▸ Aim of the exercise:
How many lines in the records below contain the word "Wireless"? Reply with the number alone.

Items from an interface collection
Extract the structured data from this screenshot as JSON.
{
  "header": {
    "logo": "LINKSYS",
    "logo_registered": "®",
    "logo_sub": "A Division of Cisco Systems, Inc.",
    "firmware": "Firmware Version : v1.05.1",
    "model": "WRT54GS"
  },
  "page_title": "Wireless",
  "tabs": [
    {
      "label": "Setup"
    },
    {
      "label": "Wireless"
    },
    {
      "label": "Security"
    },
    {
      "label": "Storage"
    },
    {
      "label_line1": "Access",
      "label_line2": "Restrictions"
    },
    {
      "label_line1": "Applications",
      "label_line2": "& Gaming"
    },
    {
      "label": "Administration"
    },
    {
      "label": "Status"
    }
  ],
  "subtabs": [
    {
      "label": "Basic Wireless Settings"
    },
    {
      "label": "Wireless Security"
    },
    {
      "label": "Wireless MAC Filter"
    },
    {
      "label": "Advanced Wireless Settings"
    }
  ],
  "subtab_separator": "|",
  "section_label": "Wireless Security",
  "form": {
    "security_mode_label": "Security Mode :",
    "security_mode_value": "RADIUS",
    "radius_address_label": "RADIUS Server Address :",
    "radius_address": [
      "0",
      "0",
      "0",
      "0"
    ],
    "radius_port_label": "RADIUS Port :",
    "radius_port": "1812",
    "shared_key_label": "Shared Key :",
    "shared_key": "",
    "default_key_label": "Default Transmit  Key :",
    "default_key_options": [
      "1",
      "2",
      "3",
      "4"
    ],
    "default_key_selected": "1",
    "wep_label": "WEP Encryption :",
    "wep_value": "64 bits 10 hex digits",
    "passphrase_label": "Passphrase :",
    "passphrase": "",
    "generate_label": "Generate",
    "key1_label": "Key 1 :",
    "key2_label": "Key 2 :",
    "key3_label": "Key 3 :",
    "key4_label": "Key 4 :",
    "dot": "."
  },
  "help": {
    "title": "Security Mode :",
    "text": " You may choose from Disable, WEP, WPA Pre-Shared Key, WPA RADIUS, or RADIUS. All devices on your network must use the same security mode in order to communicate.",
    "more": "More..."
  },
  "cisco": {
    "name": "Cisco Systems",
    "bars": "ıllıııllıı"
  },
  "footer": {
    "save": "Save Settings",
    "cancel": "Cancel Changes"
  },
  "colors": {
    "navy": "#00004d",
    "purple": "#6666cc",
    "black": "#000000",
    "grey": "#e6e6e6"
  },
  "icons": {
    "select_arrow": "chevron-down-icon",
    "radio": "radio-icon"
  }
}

▸ Solution to the problem:
7